TASK DIRECTIONS -
Below are records to be repeated exactly. Leave their pictures behind.

[Dataset rows describing interfaces]
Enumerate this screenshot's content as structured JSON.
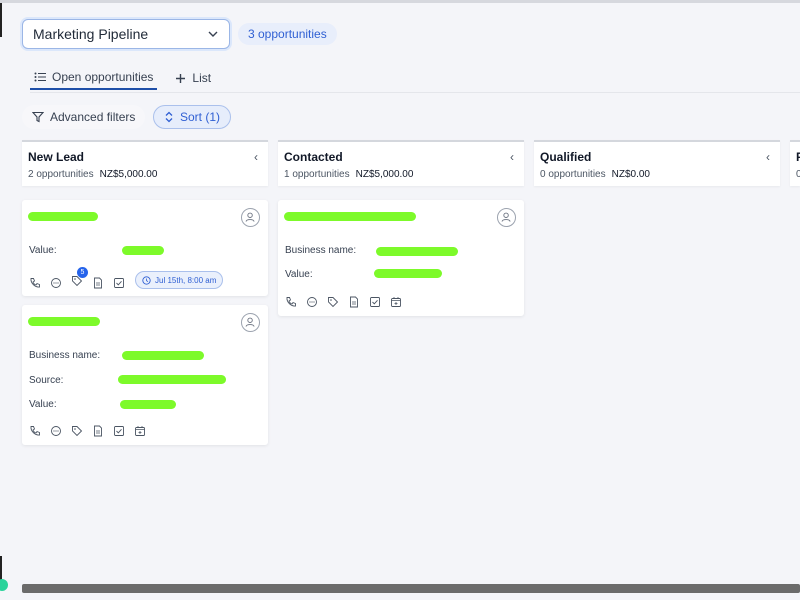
{
  "pipeline": {
    "selected": "Marketing Pipeline",
    "count_label": "3 opportunities"
  },
  "tabs": [
    {
      "label": "Open opportunities",
      "active": true,
      "icon": "list-bullets-icon"
    },
    {
      "label": "List",
      "active": false,
      "icon": "plus-icon"
    }
  ],
  "filters": {
    "advanced_label": "Advanced filters",
    "sort_label": "Sort (1)"
  },
  "columns": [
    {
      "name": "New Lead",
      "count": "2 opportunities",
      "amount": "NZ$5,000.00"
    },
    {
      "name": "Contacted",
      "count": "1 opportunities",
      "amount": "NZ$5,000.00"
    },
    {
      "name": "Qualified",
      "count": "0 opportunities",
      "amount": "NZ$0.00"
    },
    {
      "name": "P",
      "count": "0",
      "amount": ""
    }
  ],
  "cards": {
    "c1": {
      "value_label": "Value:",
      "notification_count": "5",
      "date_label": "Jul 15th, 8:00 am"
    },
    "c2": {
      "business_label": "Business name:",
      "source_label": "Source:",
      "value_label": "Value:"
    },
    "c3": {
      "business_label": "Business name:",
      "value_label": "Value:"
    }
  },
  "colors": {
    "accent": "#2f5fd3",
    "redaction": "#7dfa2a",
    "badge": "#2563eb"
  }
}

RESPONSE TO THE EXERCISE -
Enumerate this screenshot's content as structured JSON.
{
  "pipeline": {
    "selected": "Marketing Pipeline",
    "count_label": "3 opportunities"
  },
  "tabs": [
    {
      "label": "Open opportunities",
      "active": true,
      "icon": "list-bullets-icon"
    },
    {
      "label": "List",
      "active": false,
      "icon": "plus-icon"
    }
  ],
  "filters": {
    "advanced_label": "Advanced filters",
    "sort_label": "Sort (1)"
  },
  "columns": [
    {
      "name": "New Lead",
      "count": "2 opportunities",
      "amount": "NZ$5,000.00"
    },
    {
      "name": "Contacted",
      "count": "1 opportunities",
      "amount": "NZ$5,000.00"
    },
    {
      "name": "Qualified",
      "count": "0 opportunities",
      "amount": "NZ$0.00"
    },
    {
      "name": "P",
      "count": "0",
      "amount": ""
    }
  ],
  "cards": {
    "c1": {
      "value_label": "Value:",
      "notification_count": "5",
      "date_label": "Jul 15th, 8:00 am"
    },
    "c2": {
      "business_label": "Business name:",
      "source_label": "Source:",
      "value_label": "Value:"
    },
    "c3": {
      "business_label": "Business name:",
      "value_label": "Value:"
    }
  },
  "colors": {
    "accent": "#2f5fd3",
    "redaction": "#7dfa2a",
    "badge": "#2563eb"
  }
}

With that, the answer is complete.